Farmer, guitar player, silversmith, tutor, greenskeeper and journalist Max Watman joins Lewisburg Literary Festival

The Lewisburg Literary Festival welcomes Max Watman to The Lewis Theatre on Saturday, Aug. 2 at 5 p.m. Max has worked as a farmer, guitar player, silversmith, a tutor, a greenskeeper, a warehouseman and a journalist. He learned to cook in the kitchen of the French Ambassador’s residence in Washington, DC, and spent a decade cooking in kitchens of all sorts. He worked alone on the line at the Village Cafe in Richmond, VA, turning hundreds upon hundreds of meals a night while the jukebox blared.

Max’s most recent book is Harvest: Field Notes From a Far Flung Pursuit of Real Food (W.W. Norton & Co., 2014). He is the author of Chasing the White Dog: An Amateur Outlaw’s Adventures in Moonshine (Simon and Schuster, 2010) and of Race Day: A Spot on the Rail with Max Watman (Ivan R. Dee, 2005).
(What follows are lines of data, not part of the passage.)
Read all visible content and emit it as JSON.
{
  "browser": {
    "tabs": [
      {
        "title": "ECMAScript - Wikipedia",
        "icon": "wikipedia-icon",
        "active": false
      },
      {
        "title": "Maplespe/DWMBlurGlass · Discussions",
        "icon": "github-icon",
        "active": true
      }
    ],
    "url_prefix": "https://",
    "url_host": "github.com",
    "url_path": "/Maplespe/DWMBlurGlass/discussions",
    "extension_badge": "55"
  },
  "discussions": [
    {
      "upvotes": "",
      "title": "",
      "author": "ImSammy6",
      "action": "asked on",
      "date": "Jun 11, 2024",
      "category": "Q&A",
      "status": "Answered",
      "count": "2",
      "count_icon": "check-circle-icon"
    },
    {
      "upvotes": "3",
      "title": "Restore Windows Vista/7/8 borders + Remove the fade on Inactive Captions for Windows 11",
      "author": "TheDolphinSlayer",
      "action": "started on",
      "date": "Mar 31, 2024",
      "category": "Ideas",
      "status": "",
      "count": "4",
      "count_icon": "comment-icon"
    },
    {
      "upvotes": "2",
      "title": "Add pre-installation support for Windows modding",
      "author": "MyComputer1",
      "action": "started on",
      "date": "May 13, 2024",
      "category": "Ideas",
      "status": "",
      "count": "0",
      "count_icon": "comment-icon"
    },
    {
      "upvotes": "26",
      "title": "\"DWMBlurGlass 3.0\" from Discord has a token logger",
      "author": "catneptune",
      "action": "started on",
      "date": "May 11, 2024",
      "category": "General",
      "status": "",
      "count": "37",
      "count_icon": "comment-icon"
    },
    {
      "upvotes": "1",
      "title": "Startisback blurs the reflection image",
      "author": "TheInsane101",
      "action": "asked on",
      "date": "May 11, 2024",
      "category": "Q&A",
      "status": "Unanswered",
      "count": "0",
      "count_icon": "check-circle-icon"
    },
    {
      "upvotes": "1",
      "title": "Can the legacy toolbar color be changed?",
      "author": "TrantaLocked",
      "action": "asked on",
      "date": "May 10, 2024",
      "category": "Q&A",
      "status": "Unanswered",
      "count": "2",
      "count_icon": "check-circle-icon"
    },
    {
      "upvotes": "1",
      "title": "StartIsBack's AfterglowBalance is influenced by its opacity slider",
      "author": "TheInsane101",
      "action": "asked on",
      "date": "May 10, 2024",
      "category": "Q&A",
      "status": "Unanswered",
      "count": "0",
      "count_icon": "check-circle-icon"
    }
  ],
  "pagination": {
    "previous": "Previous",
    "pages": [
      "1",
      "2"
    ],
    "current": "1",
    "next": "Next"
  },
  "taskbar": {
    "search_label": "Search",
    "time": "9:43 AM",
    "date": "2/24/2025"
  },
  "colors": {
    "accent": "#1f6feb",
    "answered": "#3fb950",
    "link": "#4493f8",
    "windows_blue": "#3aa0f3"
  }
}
He was the horse-racing correspondent for the New York Sun for six years, and regularly wrote for that paper on food, drink, movies, and music. He has been a frequent contributor to the Huffington Post’s food and drink section, and liquor.com. He has written for the New York Times, the New York Times Book Review, Forbes FYI, The Wall Street Journal, Fortune Small Business, Gourmet, and Parnassus.

For updates on the festival, log onto the Festival website at www.lewisburgliteraryfestival.com. Information is also available at 888-716-5082 or follow us on Facebook as a friend of the Lewisburg Literary Festival.